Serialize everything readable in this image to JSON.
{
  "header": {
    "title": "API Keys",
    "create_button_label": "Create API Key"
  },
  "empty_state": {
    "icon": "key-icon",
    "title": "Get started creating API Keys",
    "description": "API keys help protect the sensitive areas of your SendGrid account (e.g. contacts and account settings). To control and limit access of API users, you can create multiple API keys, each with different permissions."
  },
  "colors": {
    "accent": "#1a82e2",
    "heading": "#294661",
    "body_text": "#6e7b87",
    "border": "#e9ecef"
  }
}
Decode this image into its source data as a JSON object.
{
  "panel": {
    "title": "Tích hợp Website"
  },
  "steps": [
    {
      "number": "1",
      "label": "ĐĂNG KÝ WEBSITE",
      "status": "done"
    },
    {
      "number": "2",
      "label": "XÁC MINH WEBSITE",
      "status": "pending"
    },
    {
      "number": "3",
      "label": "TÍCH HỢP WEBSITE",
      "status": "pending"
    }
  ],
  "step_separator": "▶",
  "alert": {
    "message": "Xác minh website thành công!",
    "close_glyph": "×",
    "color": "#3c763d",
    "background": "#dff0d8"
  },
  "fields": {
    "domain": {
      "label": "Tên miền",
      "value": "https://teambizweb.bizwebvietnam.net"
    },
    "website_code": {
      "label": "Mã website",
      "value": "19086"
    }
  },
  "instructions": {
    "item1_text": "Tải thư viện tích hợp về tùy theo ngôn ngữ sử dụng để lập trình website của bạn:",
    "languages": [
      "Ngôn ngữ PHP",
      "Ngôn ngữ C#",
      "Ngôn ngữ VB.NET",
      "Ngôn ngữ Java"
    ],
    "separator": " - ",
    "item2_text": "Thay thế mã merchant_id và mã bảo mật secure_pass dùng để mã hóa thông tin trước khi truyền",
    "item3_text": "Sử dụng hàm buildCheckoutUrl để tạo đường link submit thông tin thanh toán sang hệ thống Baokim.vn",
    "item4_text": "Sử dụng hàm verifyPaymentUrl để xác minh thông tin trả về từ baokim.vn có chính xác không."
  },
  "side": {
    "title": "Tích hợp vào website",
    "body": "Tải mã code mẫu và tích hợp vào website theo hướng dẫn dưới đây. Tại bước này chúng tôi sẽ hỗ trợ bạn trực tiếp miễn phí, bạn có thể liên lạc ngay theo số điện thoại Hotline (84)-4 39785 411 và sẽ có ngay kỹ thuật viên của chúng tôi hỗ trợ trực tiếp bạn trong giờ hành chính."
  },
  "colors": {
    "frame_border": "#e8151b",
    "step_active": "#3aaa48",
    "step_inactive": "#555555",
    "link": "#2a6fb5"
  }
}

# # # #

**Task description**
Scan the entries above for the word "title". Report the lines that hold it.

**Your response**
    "title": "API Keys",
    "title": "Get started creating API Keys",
    "title": "Tích hợp Website"
    "title": "Tích hợp vào website",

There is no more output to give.